Specialized survivor clinic attendance increases adherence to cardiomyopathy screening guidelines in adult survivors of childhood cancer
Marr KC, Agha M, Sutradhar R, Pole JD, Hodgson D, Guttmann A, Greenberg M, Nathan PC. J Cancer Surviv. 2017; Aug 7 [Epub ahead of print].
Purpose — To determine if attendance at a specialized clinic for adult survivors of childhood cancer is associated with better rates of adherence to the Children’s Oncology Group (COG) Long-term Follow-up (LTFU) guidelines for cardiomyopathy screening.
Methods — We conducted a retrospective population-based study using administrative data in Ontario, Canada of 5-year survivors diagnosed between 1986 and 2005 at risk of therapy-related late cardiomyopathy. Patients were classified into three groups based on the recommended frequency of screening: annual, every 2 years, and every 5 years.
Results — Of 1811 eligible survivors followed for median 7.8 years (range 0–14.0), patients were adherent to screening for only 8.6% of their period of follow-up. Survivor clinic utilization had the strongest association with increased rates of adherence: when compared to no attendance, ≥ 5 clinic visits/10-year period had RR of adherence of 10.6 (95% CI 5.7–19.5) in the annual group, 3.3 (95% CI 2.3–4.8) in the every 2-year group, and 2.3 (95% CI 1.6–3.2) in the every 5-year group. Additional factors associated with increased adherence after adjusting for clinic attendance included annual assessment by a general practioner, female sex, diagnosis prior to 2003, and living in a rural area.
Conclusions — In a model of specialized survivor care, increased clinic utilization is associated with improved patient adherence to COG LTFU cardiomyopathy screening guidelines.

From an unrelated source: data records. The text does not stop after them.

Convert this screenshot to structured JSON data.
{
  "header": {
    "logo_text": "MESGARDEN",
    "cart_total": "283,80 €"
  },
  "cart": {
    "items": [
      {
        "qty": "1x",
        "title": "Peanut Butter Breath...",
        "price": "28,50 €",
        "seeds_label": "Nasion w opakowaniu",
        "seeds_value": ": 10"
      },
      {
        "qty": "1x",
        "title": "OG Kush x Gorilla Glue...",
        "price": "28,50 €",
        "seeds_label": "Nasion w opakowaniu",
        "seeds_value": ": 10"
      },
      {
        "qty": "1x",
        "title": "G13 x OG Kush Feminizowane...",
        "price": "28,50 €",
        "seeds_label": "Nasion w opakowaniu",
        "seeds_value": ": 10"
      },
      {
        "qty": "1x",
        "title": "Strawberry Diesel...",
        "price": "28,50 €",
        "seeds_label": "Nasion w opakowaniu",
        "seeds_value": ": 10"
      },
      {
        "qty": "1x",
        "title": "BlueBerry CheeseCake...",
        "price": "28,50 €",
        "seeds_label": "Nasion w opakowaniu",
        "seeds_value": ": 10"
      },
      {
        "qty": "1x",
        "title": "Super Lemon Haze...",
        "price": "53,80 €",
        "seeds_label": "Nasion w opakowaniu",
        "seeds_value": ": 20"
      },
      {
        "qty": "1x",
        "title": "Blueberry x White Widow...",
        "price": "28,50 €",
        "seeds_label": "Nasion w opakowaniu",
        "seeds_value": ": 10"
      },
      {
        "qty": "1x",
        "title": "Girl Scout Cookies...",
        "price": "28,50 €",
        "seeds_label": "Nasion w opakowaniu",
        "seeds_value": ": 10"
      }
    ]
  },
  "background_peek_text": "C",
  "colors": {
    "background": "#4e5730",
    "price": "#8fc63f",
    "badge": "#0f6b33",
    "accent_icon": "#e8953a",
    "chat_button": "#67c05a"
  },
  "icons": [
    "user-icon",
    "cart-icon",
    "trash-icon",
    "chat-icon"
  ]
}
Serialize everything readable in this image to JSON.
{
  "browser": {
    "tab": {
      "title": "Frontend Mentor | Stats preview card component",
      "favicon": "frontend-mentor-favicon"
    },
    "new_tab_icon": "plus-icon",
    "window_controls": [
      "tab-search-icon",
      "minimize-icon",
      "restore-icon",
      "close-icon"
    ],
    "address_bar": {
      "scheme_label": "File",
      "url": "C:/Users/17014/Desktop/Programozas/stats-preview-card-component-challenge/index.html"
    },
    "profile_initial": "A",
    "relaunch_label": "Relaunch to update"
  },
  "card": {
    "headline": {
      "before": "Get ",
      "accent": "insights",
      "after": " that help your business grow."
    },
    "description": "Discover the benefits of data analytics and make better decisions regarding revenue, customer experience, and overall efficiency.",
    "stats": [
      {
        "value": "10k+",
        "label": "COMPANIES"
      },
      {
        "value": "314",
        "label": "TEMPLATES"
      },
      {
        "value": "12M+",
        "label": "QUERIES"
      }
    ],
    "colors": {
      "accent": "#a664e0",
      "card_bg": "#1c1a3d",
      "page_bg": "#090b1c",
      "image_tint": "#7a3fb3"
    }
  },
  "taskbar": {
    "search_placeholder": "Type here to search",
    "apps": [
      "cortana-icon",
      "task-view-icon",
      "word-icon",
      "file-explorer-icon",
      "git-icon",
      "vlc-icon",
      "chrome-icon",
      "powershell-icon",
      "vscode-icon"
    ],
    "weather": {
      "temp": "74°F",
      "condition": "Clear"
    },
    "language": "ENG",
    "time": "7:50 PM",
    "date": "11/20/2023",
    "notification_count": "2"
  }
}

Implications for Cancer Survivors —Specialized survivor clinics may improve health outcomes in survivors through improved adherence to screening. However, rates of adherence remain suboptimal and further multifacetted strategies need to be explored to improve overall rates of screening in adult survivors of childhood cancer.